Yellow - Imperfect backup plan ready - e.g., a known consultant or more junior person could take this on as an interim role.
Red - No backup plan. Would have a vacancy and need to start a brand new search, so would surely lose 6-12 months.
Other Suggestions for This Exercise
This should not be time-consuming. Think 60 minutes or less.
Do this with a highly trusted confidante, like a co-founder. It helps to talk these things through aloud, but you want to keep the circle small.
Write down the results, but keep them to yourself and do not share copies. There is no upside to this floating around.
You may wish to share the results with your board, but again, do it live and don't distribute copies.
Refresh this every 3-12 months (more established companies = less often).
While this is aimed at company-level planning, the same concept and approach can work for any group manager.
What To Do With the Results
Of course the point of the exercise is to gradually do something about the weak points we’ve identified…
Green - Make sure we're cultivating that backup person to keep them happy and engaged.
Yellow - Solidify the backup plan to ensure it's real if needed (e.g, if you are counting on a consultant, when’s the last time you talked to them).
Red - Work on getting a backup plan! In the meantime, try to keep a very open line of communication with this person to reduce the risk of surprises.
* Founders Are Different
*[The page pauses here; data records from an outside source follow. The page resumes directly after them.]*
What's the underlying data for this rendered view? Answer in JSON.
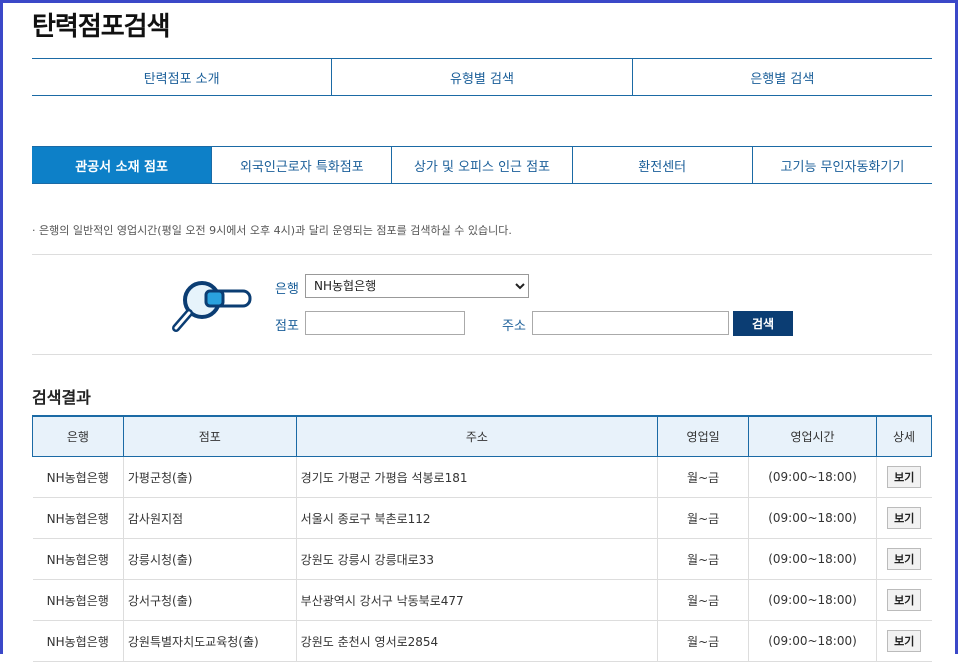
{
  "page": {
    "title": "탄력점포검색"
  },
  "topnav": [
    "탄력점포 소개",
    "유형별 검색",
    "은행별 검색"
  ],
  "tabs": [
    {
      "label": "관공서 소재 점포",
      "active": true
    },
    {
      "label": "외국인근로자 특화점포",
      "active": false
    },
    {
      "label": "상가 및 오피스 인근 점포",
      "active": false
    },
    {
      "label": "환전센터",
      "active": false
    },
    {
      "label": "고기능 무인자동화기기",
      "active": false
    }
  ],
  "notice": "· 은행의 일반적인 영업시간(평일 오전 9시에서 오후 4시)과 달리 운영되는 점포를 검색하실 수 있습니다.",
  "search": {
    "bank_label": "은행",
    "bank_selected": "NH농협은행",
    "branch_label": "점포",
    "branch_value": "",
    "address_label": "주소",
    "address_value": "",
    "button_label": "검색"
  },
  "results": {
    "title": "검색결과",
    "headers": [
      "은행",
      "점포",
      "주소",
      "영업일",
      "영업시간",
      "상세"
    ],
    "rows": [
      {
        "bank": "NH농협은행",
        "branch": "가평군청(출)",
        "address": "경기도 가평군 가평읍 석봉로181",
        "days": "월~금",
        "hours": "(09:00~18:00)",
        "detail": "보기"
      },
      {
        "bank": "NH농협은행",
        "branch": "감사원지점",
        "address": "서울시 종로구 북촌로112",
        "days": "월~금",
        "hours": "(09:00~18:00)",
        "detail": "보기"
      },
      {
        "bank": "NH농협은행",
        "branch": "강릉시청(출)",
        "address": "강원도 강릉시 강릉대로33",
        "days": "월~금",
        "hours": "(09:00~18:00)",
        "detail": "보기"
      },
      {
        "bank": "NH농협은행",
        "branch": "강서구청(출)",
        "address": "부산광역시 강서구 낙동북로477",
        "days": "월~금",
        "hours": "(09:00~18:00)",
        "detail": "보기"
      },
      {
        "bank": "NH농협은행",
        "branch": "강원특별자치도교육청(출)",
        "address": "강원도 춘천시 영서로2854",
        "days": "월~금",
        "hours": "(09:00~18:00)",
        "detail": "보기"
      }
    ]
  },
  "colors": {
    "accent": "#0d80c8",
    "nav_text": "#1b5f99",
    "button_dark": "#0b3d73",
    "frame": "#3b48c8"
  }
}
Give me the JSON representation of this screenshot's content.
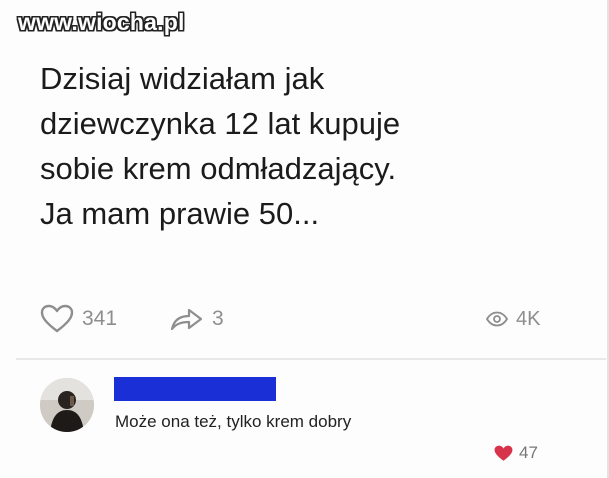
{
  "watermark": "www.wiocha.pl",
  "post": {
    "lines": [
      "Dzisiaj widziałam jak",
      "dziewczynka 12 lat kupuje",
      "sobie krem odmładzający.",
      "Ja mam prawie 50..."
    ]
  },
  "stats": {
    "likes": "341",
    "shares": "3",
    "views": "4K"
  },
  "comment": {
    "text": "Może ona też, tylko krem dobry",
    "likes": "47"
  },
  "colors": {
    "redaction": "#1b2fd6",
    "comment_heart": "#d7334b",
    "stat_gray": "#8e8e8e"
  }
}
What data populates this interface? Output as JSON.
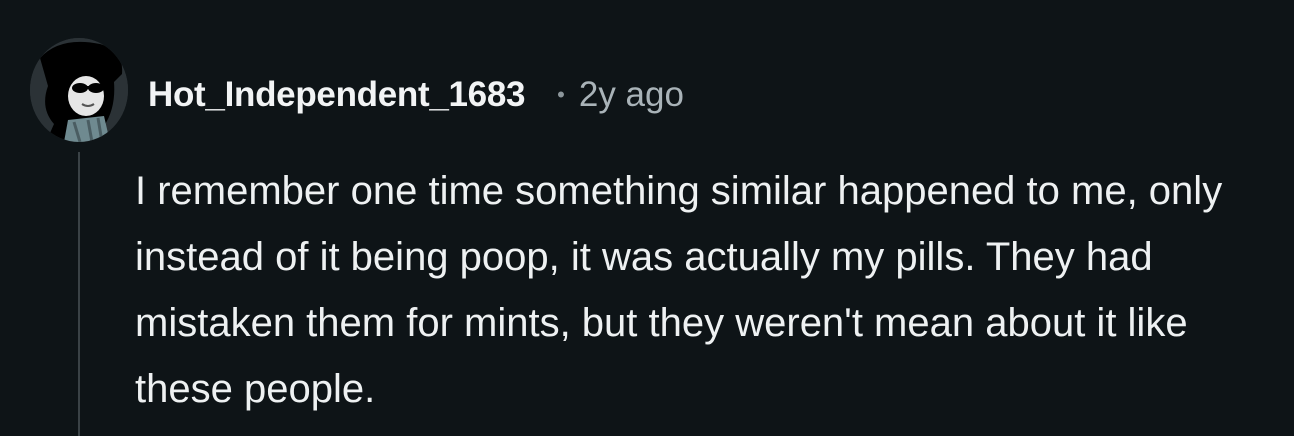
{
  "comment": {
    "username": "Hot_Independent_1683",
    "separator": "•",
    "timestamp": "2y ago",
    "body": "I remember one time something similar happened to me, only instead of it being poop, it was actually my pills. They had mistaken them for mints, but they weren't mean about it like these people."
  },
  "colors": {
    "background": "#0e1417",
    "text": "#eef1f2",
    "muted": "#a9b3b8",
    "thread_line": "#3a4246"
  },
  "icons": {
    "avatar": "user-avatar-icon"
  }
}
In most cases I would not bother succession planning for the primary founder/CEO unless there is some known issue or expected departure. Founder-led startups are a lot like family businesses. And as with the fictional Roy family, speculating far in advance about who will inherit the throne… does not always bring out the best in people.